Those charged all worked at the Rehabilitation Center at Hollywood Hills when the storm knocked out a transformer that supplied power to the facility's air conditioning system.

Researchers at Johns Hopkins University have launched a free online gun violence prevention course.
Elizabeth Fernandez / Getty Images

Updated at 6:15 p.m. EST

Flanked by Democratic and Republican lawmakers, President Trump Thursday signed into the law the 2018 farm bill touting it as a "bipartisan success," even though it lacked the administration's much-sought-after changes to the food stamp program.

"We're here to celebrate a really tremendous victory for the American farmer," Trump said at the signing ceremony. "We've been working long and hard on this one."
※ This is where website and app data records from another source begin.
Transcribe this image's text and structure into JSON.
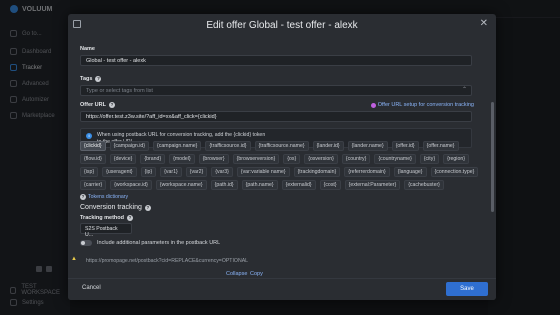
{
  "app": {
    "logo_text": "VOLUUM",
    "sidebar_items": [
      "Go to...",
      "Dashboard",
      "Tracker",
      "Advanced",
      "Automizer",
      "Marketplace"
    ],
    "bottom_items": [
      "TEST WORKSPACE",
      "Settings"
    ]
  },
  "modal": {
    "title": "Edit offer Global - test offer - alexk",
    "name_label": "Name",
    "name_value": "Global - test offer - alexk",
    "tags_label": "Tags",
    "tags_placeholder": "Type or select tags from list",
    "offer_url_label": "Offer URL",
    "offer_url_setup_link": "Offer URL setup for conversion tracking",
    "offer_url_value": "https://offer.test.z3w.site/?aff_id=xx&aff_click={clickid}",
    "info_text_line1": "When using postback URL for conversion tracking, add the {clickid} token",
    "info_text_line2": "to the offer URL.",
    "tokens": [
      "{clickid}",
      "{campaign.id}",
      "{campaign.name}",
      "{trafficsource.id}",
      "{trafficsource.name}",
      "{lander.id}",
      "{lander.name}",
      "{offer.id}",
      "{offer.name}",
      "{flow.id}",
      "{device}",
      "{brand}",
      "{model}",
      "{browser}",
      "{browserversion}",
      "{os}",
      "{osversion}",
      "{country}",
      "{countryname}",
      "{city}",
      "{region}",
      "{isp}",
      "{useragent}",
      "{ip}",
      "{var1}",
      "{var2}",
      "{var3}",
      "{var:variable name}",
      "{trackingdomain}",
      "{referrerdomain}",
      "{language}",
      "{connection.type}",
      "{carrier}",
      "{workspace.id}",
      "{workspace.name}",
      "{path.id}",
      "{path.name}",
      "{externalid}",
      "{cost}",
      "{external:Parameter}",
      "{cachebuster}"
    ],
    "tokens_dictionary_link": "Tokens dictionary",
    "conversion_tracking_title": "Conversion tracking",
    "tracking_method_label": "Tracking method",
    "tracking_method_value": "S2S Postback U...",
    "toggle_label": "Include additional parameters in the postback URL",
    "postback_url": "https://promopage.net/postback?cid=REPLACE&currency=OPTIONAL",
    "collapse_label": "Collapse",
    "copy_label": "Copy",
    "cancel_label": "Cancel",
    "save_label": "Save"
  }
}
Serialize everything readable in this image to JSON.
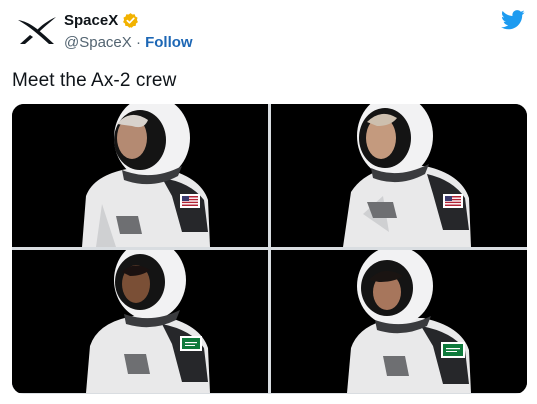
{
  "account": {
    "name": "SpaceX",
    "handle": "@SpaceX",
    "separator": "·",
    "follow_label": "Follow",
    "verified_color": "#f2b200"
  },
  "icons": {
    "logo": "spacex-x-logo",
    "verified": "verified-badge-icon",
    "platform": "twitter-bird-icon"
  },
  "tweet": {
    "text": "Meet the Ax-2 crew"
  },
  "photos": [
    {
      "alt": "crew-member-1",
      "flag": "us",
      "helmet": "white",
      "suit": "white"
    },
    {
      "alt": "crew-member-2",
      "flag": "us",
      "helmet": "white",
      "suit": "white"
    },
    {
      "alt": "crew-member-3",
      "flag": "saudi",
      "helmet": "white",
      "suit": "white"
    },
    {
      "alt": "crew-member-4",
      "flag": "saudi",
      "helmet": "white",
      "suit": "white"
    }
  ],
  "colors": {
    "link": "#1d67b5",
    "twitter_blue": "#1d9bf0",
    "photo_background": "#000000",
    "secondary_text": "#536471"
  }
}
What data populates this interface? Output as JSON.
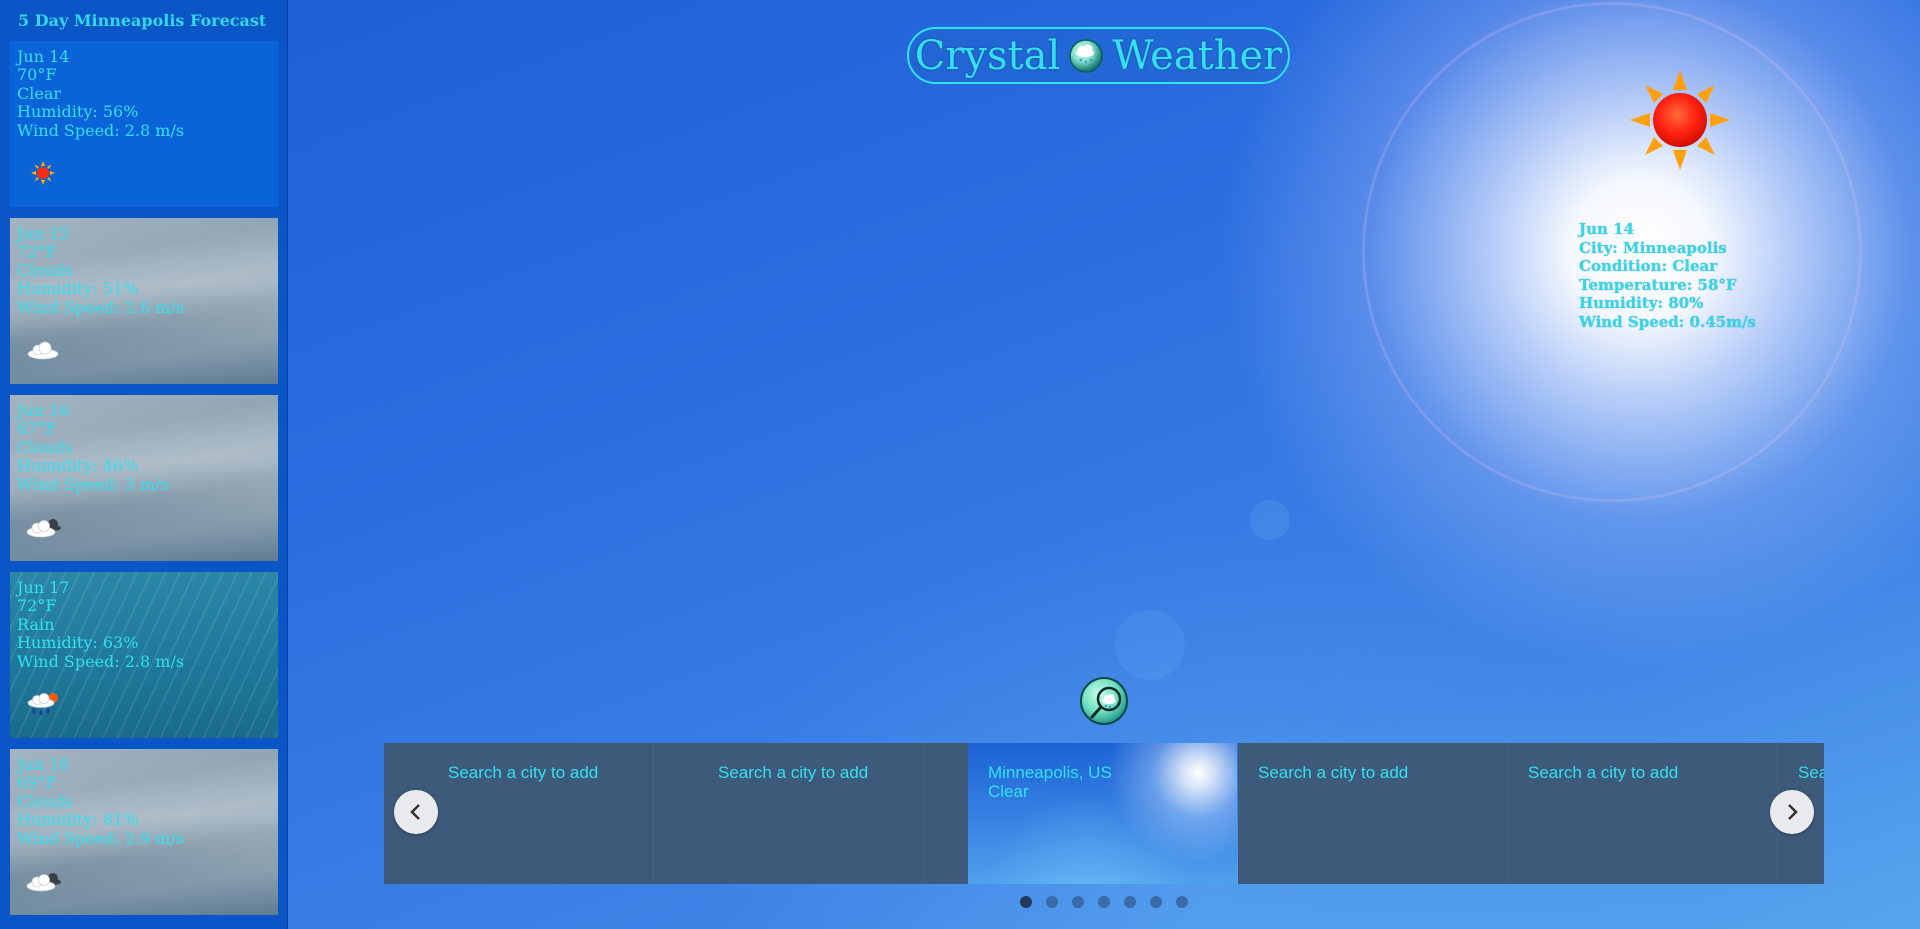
{
  "sidebar": {
    "title": "5 Day Minneapolis Forecast",
    "days": [
      {
        "date": "Jun 14",
        "temp": "70°F",
        "condition": "Clear",
        "humidity": "Humidity: 56%",
        "wind": "Wind Speed: 2.8 m/s",
        "icon": "sun-icon"
      },
      {
        "date": "Jun 15",
        "temp": "72°F",
        "condition": "Clouds",
        "humidity": "Humidity: 51%",
        "wind": "Wind Speed: 2.6 m/s",
        "icon": "cloud-icon"
      },
      {
        "date": "Jun 16",
        "temp": "67°F",
        "condition": "Clouds",
        "humidity": "Humidity: 46%",
        "wind": "Wind Speed: 3 m/s",
        "icon": "broken-clouds-icon"
      },
      {
        "date": "Jun 17",
        "temp": "72°F",
        "condition": "Rain",
        "humidity": "Humidity: 63%",
        "wind": "Wind Speed: 2.8 m/s",
        "icon": "rain-icon"
      },
      {
        "date": "Jun 18",
        "temp": "69°F",
        "condition": "Clouds",
        "humidity": "Humidity: 81%",
        "wind": "Wind Speed: 2.9 m/s",
        "icon": "broken-clouds-icon"
      }
    ]
  },
  "header": {
    "title_left": "Crystal",
    "title_right": "Weather",
    "logo_icon": "crystal-ball-icon"
  },
  "current": {
    "date": "Jun 14",
    "city": "City: Minneapolis",
    "condition": "Condition: Clear",
    "temperature": "Temperature: 58°F",
    "humidity": "Humidity: 80%",
    "wind": "Wind Speed: 0.45m/s",
    "icon": "sun-icon"
  },
  "search": {
    "icon": "magnifier-icon"
  },
  "carousel": {
    "slides": [
      {
        "line1": "Search a city to add",
        "line2": ""
      },
      {
        "line1": "Search a city to add",
        "line2": ""
      },
      {
        "line1": "Minneapolis, US",
        "line2": "Clear"
      },
      {
        "line1": "Search a city to add",
        "line2": ""
      },
      {
        "line1": "Search a city to add",
        "line2": ""
      },
      {
        "line1": "Search a city to add",
        "line2": ""
      }
    ],
    "active_index": 2,
    "dot_count": 7,
    "active_dot": 0
  },
  "colors": {
    "accent_text": "#33e0f0",
    "background": "#2b6ee0",
    "carousel_bg": "#3d5a7a"
  }
}
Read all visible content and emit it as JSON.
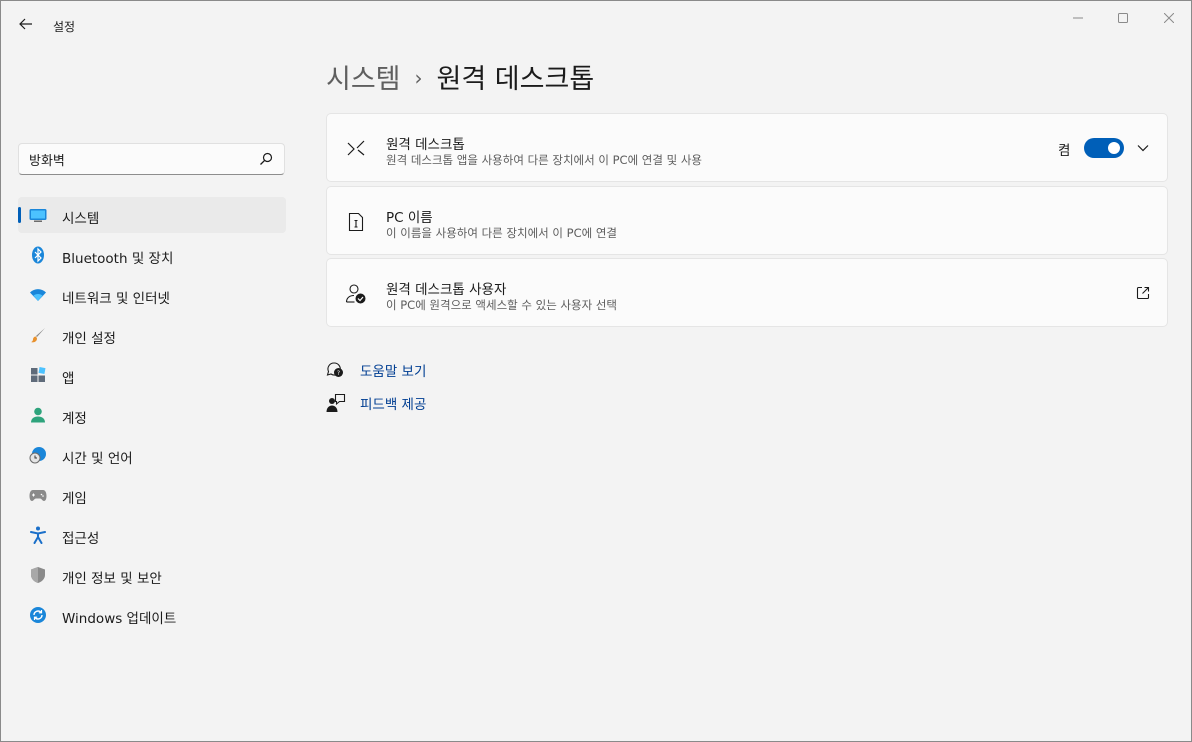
{
  "window": {
    "title": "설정"
  },
  "search": {
    "value": "방화벽",
    "icon": "search-icon"
  },
  "sidebar": {
    "items": [
      {
        "label": "시스템",
        "icon": "monitor-icon",
        "selected": true
      },
      {
        "label": "Bluetooth 및 장치",
        "icon": "bluetooth-icon"
      },
      {
        "label": "네트워크 및 인터넷",
        "icon": "wifi-icon"
      },
      {
        "label": "개인 설정",
        "icon": "brush-icon"
      },
      {
        "label": "앱",
        "icon": "apps-icon"
      },
      {
        "label": "계정",
        "icon": "person-icon"
      },
      {
        "label": "시간 및 언어",
        "icon": "clock-globe-icon"
      },
      {
        "label": "게임",
        "icon": "gamepad-icon"
      },
      {
        "label": "접근성",
        "icon": "accessibility-icon"
      },
      {
        "label": "개인 정보 및 보안",
        "icon": "shield-icon"
      },
      {
        "label": "Windows 업데이트",
        "icon": "update-icon"
      }
    ]
  },
  "breadcrumb": {
    "parent": "시스템",
    "separator": "›",
    "current": "원격 데스크톱"
  },
  "cards": [
    {
      "title": "원격 데스크톱",
      "description": "원격 데스크톱 앱을 사용하여 다른 장치에서 이 PC에 연결 및 사용",
      "icon": "remote-desktop-icon",
      "toggle_label": "켬",
      "toggle_on": true
    },
    {
      "title": "PC 이름",
      "description": "이 이름을 사용하여 다른 장치에서 이 PC에 연결",
      "icon": "pc-name-icon"
    },
    {
      "title": "원격 데스크톱 사용자",
      "description": "이 PC에 원격으로 액세스할 수 있는 사용자 선택",
      "icon": "user-check-icon"
    }
  ],
  "links": {
    "help": "도움말 보기",
    "feedback": "피드백 제공"
  },
  "colors": {
    "accent": "#005fb8",
    "link": "#003e92",
    "background": "#f3f3f3",
    "card": "#fbfbfb"
  }
}
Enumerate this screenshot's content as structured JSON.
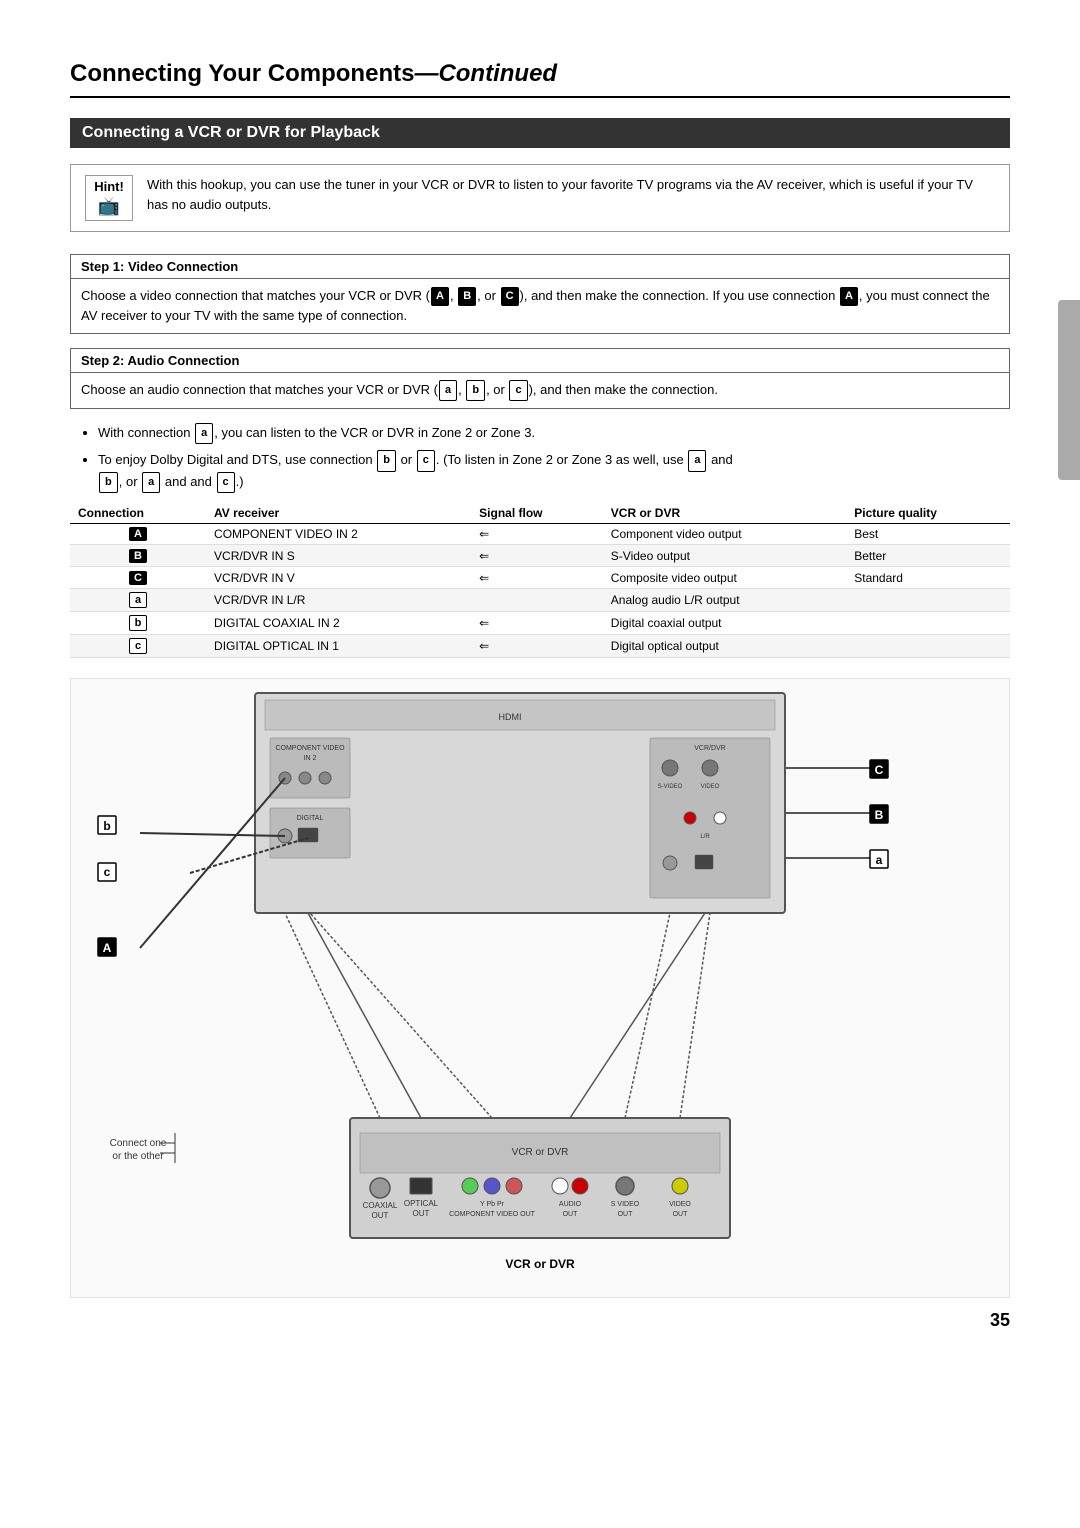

The Trump administration Wednesday unveiled a multi-agency plan to reduce the number of children exposed to lead in drinking water, consumer products and dust generated from old lead-based paint in homes, schools and soil.

Updated at 3:34 p.m. ET

Trump Administration officials at the Department of Health and Human Services are pushing back on a report saying the Centers for Disease Control and Prevention issued a mandate to no longer use words and phrases including "fetus," "transgender" and "science-based."

Vice President Mike Pence traveled to West Virginia Saturday where he met with small business owners before delivering public remarks, which included some lines about repealing Barack Obama's health care law, a day after Republicans efforts to gut the Affordable Care Act went down in flames.

"West Virginia and President Trump, we all know the truth about this failed law, that every day Obamacare survives is another day that America suffers," Pence told a crowd gathered at a Charleston construction supply company.

In an effort to move beyond recent controversy, Planned Parenthood announced Tuesday that it will no longer accept reimbursement for any fetal tissue it provides to medical researchers.

The organization has been the subject of negative attention in recent weeks following the release of highly edited, undercover videos recorded by an anti-abortion group alleging that Planned Parenthood illegally profits from its fetal tissue donation program.

With the stroke of a pen, California Gov. Jerry Brown made it legal for physicians in the state to prescribe lethal doses of medications if their terminally ill patients wish to end their lives.

Brown signed the "End of Life Act" into law on Monday, and in doing so California joins four other states — Oregon, Washington, Vermont and Montana — where patients' right to choose doctor-assisted death is protected either by law or court order.